This scene took place primarily around three clubs – The Phase, Pink Cadillac, and after 2AM, The Wave, the only alternative club that stayed open until 4. The kids were in their late teens and early twenties, almost exclusively local. Music was Mod and Industrial. The drugs of choice were mostly XTC, acid, a little cocaine, and a whole lot of booze.

The Phase was open from 1985 to 1986. The dance floor was connected through a hallway to Masquerade a much more mainstream club primarily frequented by former 'popular' kids from high school who still liked to hang out with each other. Once you got inside one club or the other, you would be able to go back and forth freely. This ‘freedom’ was mostly used by the Mod kids.

Anyone who had been inside Masquerade or The Phase knew they were connected through a corridor. Unlike the line at The Phase, the one to get into Masquerade was always packed. But few of the kids in the Masquerade line would enter through the Mod club side.

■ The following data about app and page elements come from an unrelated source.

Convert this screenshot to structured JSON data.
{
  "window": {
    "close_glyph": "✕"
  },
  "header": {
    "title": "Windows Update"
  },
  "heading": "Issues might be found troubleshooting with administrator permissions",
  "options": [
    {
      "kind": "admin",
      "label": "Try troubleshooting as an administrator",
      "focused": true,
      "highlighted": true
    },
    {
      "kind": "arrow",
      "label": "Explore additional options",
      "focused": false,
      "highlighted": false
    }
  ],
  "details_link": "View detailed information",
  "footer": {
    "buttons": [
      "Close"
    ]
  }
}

Underaged kids hung out at the 711 parking lot at the corner, ever hopeful that the bouncers would slacken the ID check momentarily.

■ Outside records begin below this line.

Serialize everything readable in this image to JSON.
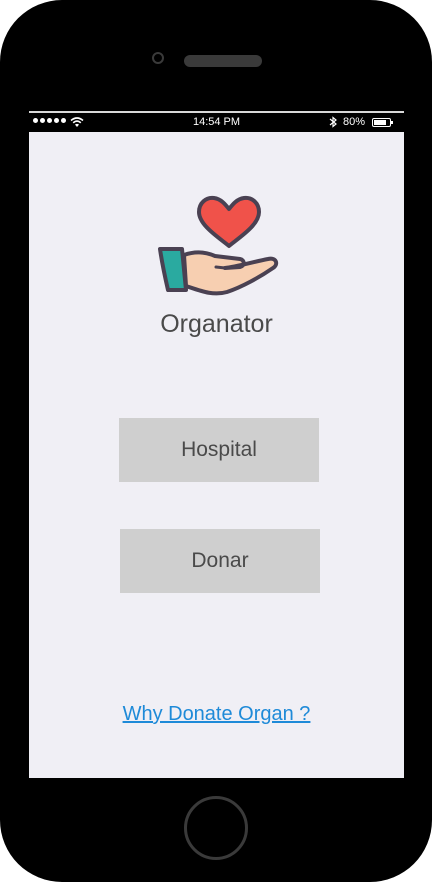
{
  "status_bar": {
    "time": "14:54 PM",
    "battery_percent": "80%",
    "battery_level": 0.8,
    "icons": [
      "signal-dots-icon",
      "wifi-icon",
      "bluetooth-icon",
      "battery-icon"
    ]
  },
  "app": {
    "logo_icon": "heart-in-hand-icon",
    "title": "Organator"
  },
  "buttons": {
    "hospital_label": "Hospital",
    "donar_label": "Donar"
  },
  "link": {
    "why_donate_label": "Why Donate Organ ?"
  },
  "colors": {
    "screen_bg": "#f0eff5",
    "button_bg": "#cfcfcf",
    "link": "#1e8ad8",
    "heart": "#f0524a",
    "cuff": "#2aaaa0",
    "hand": "#f7cfb1"
  }
}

This alternative scene died out in Waikiki after 1989 partially caused by the drinking age in Hawai’i changing from 18 to 21 around that time. Morris' theory is that it also had something to do with the fall of the Berlin Wall.